## Requirement:
Repeat the records below word for word.

## Supplied data:
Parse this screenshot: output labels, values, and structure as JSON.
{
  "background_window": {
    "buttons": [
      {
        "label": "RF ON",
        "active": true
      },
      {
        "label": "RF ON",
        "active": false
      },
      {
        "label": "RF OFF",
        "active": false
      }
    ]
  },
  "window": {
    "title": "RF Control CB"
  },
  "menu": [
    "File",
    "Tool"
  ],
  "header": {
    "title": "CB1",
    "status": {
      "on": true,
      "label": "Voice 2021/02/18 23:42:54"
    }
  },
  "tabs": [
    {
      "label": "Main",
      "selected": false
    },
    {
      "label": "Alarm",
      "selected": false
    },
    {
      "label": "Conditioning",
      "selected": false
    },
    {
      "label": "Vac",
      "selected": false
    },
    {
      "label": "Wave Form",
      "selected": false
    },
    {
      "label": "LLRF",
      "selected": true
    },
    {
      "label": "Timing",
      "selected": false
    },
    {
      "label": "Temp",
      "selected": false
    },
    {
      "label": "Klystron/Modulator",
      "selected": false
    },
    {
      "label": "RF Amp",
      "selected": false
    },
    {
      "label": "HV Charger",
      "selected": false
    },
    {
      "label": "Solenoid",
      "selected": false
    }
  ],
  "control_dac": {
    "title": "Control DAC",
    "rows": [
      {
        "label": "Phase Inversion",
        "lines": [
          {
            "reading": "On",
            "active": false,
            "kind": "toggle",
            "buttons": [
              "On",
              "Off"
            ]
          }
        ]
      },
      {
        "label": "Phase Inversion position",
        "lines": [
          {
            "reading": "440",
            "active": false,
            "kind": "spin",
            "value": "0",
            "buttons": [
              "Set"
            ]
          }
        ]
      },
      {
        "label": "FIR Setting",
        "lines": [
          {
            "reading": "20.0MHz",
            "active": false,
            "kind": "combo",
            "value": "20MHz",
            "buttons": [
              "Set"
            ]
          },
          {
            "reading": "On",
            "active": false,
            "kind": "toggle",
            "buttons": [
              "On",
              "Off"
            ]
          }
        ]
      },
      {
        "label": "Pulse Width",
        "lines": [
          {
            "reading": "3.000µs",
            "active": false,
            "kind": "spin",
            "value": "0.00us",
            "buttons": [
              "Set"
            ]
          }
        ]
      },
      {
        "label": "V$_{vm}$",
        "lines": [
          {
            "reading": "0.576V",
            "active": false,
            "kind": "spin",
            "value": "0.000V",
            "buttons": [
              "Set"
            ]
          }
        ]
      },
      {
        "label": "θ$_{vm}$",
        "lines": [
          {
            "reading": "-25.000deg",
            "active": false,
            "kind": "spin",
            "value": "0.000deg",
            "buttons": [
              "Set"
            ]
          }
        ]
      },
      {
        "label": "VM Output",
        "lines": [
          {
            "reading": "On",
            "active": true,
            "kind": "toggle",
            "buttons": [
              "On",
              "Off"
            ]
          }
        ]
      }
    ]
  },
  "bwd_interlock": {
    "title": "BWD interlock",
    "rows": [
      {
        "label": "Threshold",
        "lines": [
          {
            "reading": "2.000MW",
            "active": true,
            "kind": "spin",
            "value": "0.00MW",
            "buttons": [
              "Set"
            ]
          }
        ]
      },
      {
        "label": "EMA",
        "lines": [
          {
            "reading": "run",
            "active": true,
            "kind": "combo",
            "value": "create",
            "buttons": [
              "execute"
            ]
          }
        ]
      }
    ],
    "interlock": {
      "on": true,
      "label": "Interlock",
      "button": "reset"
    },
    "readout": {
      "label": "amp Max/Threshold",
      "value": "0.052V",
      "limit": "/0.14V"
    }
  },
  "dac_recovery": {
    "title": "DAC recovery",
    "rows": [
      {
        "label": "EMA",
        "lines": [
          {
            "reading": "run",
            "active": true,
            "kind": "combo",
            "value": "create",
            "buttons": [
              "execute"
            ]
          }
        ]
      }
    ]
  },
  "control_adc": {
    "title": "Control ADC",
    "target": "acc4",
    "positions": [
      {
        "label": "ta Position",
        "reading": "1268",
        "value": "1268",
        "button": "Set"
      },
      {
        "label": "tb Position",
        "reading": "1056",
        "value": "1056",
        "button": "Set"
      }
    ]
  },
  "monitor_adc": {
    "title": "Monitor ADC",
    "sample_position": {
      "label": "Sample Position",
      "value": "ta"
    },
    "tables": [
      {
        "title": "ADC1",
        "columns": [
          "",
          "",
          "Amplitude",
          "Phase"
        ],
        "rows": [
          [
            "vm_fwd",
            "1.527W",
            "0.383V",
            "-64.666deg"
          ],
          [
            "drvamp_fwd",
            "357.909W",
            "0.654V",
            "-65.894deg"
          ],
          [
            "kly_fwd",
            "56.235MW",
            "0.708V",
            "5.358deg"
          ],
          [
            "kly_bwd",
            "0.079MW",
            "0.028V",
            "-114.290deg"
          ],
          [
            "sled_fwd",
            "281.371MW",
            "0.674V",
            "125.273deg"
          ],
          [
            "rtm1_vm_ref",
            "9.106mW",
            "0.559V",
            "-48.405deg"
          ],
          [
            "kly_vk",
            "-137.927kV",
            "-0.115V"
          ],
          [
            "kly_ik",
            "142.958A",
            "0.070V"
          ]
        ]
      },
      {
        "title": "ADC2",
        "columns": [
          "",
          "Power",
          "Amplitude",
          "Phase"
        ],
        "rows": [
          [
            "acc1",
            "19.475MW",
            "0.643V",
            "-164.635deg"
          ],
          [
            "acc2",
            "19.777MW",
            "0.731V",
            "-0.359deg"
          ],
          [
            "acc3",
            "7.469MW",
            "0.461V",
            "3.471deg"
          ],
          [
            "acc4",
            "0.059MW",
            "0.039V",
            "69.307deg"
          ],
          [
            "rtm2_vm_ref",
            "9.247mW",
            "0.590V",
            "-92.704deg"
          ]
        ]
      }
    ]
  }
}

## The completed task:
Parse this screenshot: output labels, values, and structure as JSON.
{
  "background_window": {
    "buttons": [
      {
        "label": "RF ON",
        "active": true
      },
      {
        "label": "RF ON",
        "active": false
      },
      {
        "label": "RF OFF",
        "active": false
      }
    ]
  },
  "window": {
    "title": "RF Control CB"
  },
  "menu": [
    "File",
    "Tool"
  ],
  "header": {
    "title": "CB1",
    "status": {
      "on": true,
      "label": "Voice 2021/02/18 23:42:54"
    }
  },
  "tabs": [
    {
      "label": "Main",
      "selected": false
    },
    {
      "label": "Alarm",
      "selected": false
    },
    {
      "label": "Conditioning",
      "selected": false
    },
    {
      "label": "Vac",
      "selected": false
    },
    {
      "label": "Wave Form",
      "selected": false
    },
    {
      "label": "LLRF",
      "selected": true
    },
    {
      "label": "Timing",
      "selected": false
    },
    {
      "label": "Temp",
      "selected": false
    },
    {
      "label": "Klystron/Modulator",
      "selected": false
    },
    {
      "label": "RF Amp",
      "selected": false
    },
    {
      "label": "HV Charger",
      "selected": false
    },
    {
      "label": "Solenoid",
      "selected": false
    }
  ],
  "control_dac": {
    "title": "Control DAC",
    "rows": [
      {
        "label": "Phase Inversion",
        "lines": [
          {
            "reading": "On",
            "active": false,
            "kind": "toggle",
            "buttons": [
              "On",
              "Off"
            ]
          }
        ]
      },
      {
        "label": "Phase Inversion position",
        "lines": [
          {
            "reading": "440",
            "active": false,
            "kind": "spin",
            "value": "0",
            "buttons": [
              "Set"
            ]
          }
        ]
      },
      {
        "label": "FIR Setting",
        "lines": [
          {
            "reading": "20.0MHz",
            "active": false,
            "kind": "combo",
            "value": "20MHz",
            "buttons": [
              "Set"
            ]
          },
          {
            "reading": "On",
            "active": false,
            "kind": "toggle",
            "buttons": [
              "On",
              "Off"
            ]
          }
        ]
      },
      {
        "label": "Pulse Width",
        "lines": [
          {
            "reading": "3.000µs",
            "active": false,
            "kind": "spin",
            "value": "0.00us",
            "buttons": [
              "Set"
            ]
          }
        ]
      },
      {
        "label": "V$_{vm}$",
        "lines": [
          {
            "reading": "0.576V",
            "active": false,
            "kind": "spin",
            "value": "0.000V",
            "buttons": [
              "Set"
            ]
          }
        ]
      },
      {
        "label": "θ$_{vm}$",
        "lines": [
          {
            "reading": "-25.000deg",
            "active": false,
            "kind": "spin",
            "value": "0.000deg",
            "buttons": [
              "Set"
            ]
          }
        ]
      },
      {
        "label": "VM Output",
        "lines": [
          {
            "reading": "On",
            "active": true,
            "kind": "toggle",
            "buttons": [
              "On",
              "Off"
            ]
          }
        ]
      }
    ]
  },
  "bwd_interlock": {
    "title": "BWD interlock",
    "rows": [
      {
        "label": "Threshold",
        "lines": [
          {
            "reading": "2.000MW",
            "active": true,
            "kind": "spin",
            "value": "0.00MW",
            "buttons": [
              "Set"
            ]
          }
        ]
      },
      {
        "label": "EMA",
        "lines": [
          {
            "reading": "run",
            "active": true,
            "kind": "combo",
            "value": "create",
            "buttons": [
              "execute"
            ]
          }
        ]
      }
    ],
    "interlock": {
      "on": true,
      "label": "Interlock",
      "button": "reset"
    },
    "readout": {
      "label": "amp Max/Threshold",
      "value": "0.052V",
      "limit": "/0.14V"
    }
  },
  "dac_recovery": {
    "title": "DAC recovery",
    "rows": [
      {
        "label": "EMA",
        "lines": [
          {
            "reading": "run",
            "active": true,
            "kind": "combo",
            "value": "create",
            "buttons": [
              "execute"
            ]
          }
        ]
      }
    ]
  },
  "control_adc": {
    "title": "Control ADC",
    "target": "acc4",
    "positions": [
      {
        "label": "ta Position",
        "reading": "1268",
        "value": "1268",
        "button": "Set"
      },
      {
        "label": "tb Position",
        "reading": "1056",
        "value": "1056",
        "button": "Set"
      }
    ]
  },
  "monitor_adc": {
    "title": "Monitor ADC",
    "sample_position": {
      "label": "Sample Position",
      "value": "ta"
    },
    "tables": [
      {
        "title": "ADC1",
        "columns": [
          "",
          "",
          "Amplitude",
          "Phase"
        ],
        "rows": [
          [
            "vm_fwd",
            "1.527W",
            "0.383V",
            "-64.666deg"
          ],
          [
            "drvamp_fwd",
            "357.909W",
            "0.654V",
            "-65.894deg"
          ],
          [
            "kly_fwd",
            "56.235MW",
            "0.708V",
            "5.358deg"
          ],
          [
            "kly_bwd",
            "0.079MW",
            "0.028V",
            "-114.290deg"
          ],
          [
            "sled_fwd",
            "281.371MW",
            "0.674V",
            "125.273deg"
          ],
          [
            "rtm1_vm_ref",
            "9.106mW",
            "0.559V",
            "-48.405deg"
          ],
          [
            "kly_vk",
            "-137.927kV",
            "-0.115V"
          ],
          [
            "kly_ik",
            "142.958A",
            "0.070V"
          ]
        ]
      },
      {
        "title": "ADC2",
        "columns": [
          "",
          "Power",
          "Amplitude",
          "Phase"
        ],
        "rows": [
          [
            "acc1",
            "19.475MW",
            "0.643V",
            "-164.635deg"
          ],
          [
            "acc2",
            "19.777MW",
            "0.731V",
            "-0.359deg"
          ],
          [
            "acc3",
            "7.469MW",
            "0.461V",
            "3.471deg"
          ],
          [
            "acc4",
            "0.059MW",
            "0.039V",
            "69.307deg"
          ],
          [
            "rtm2_vm_ref",
            "9.247mW",
            "0.590V",
            "-92.704deg"
          ]
        ]
      }
    ]
  }
}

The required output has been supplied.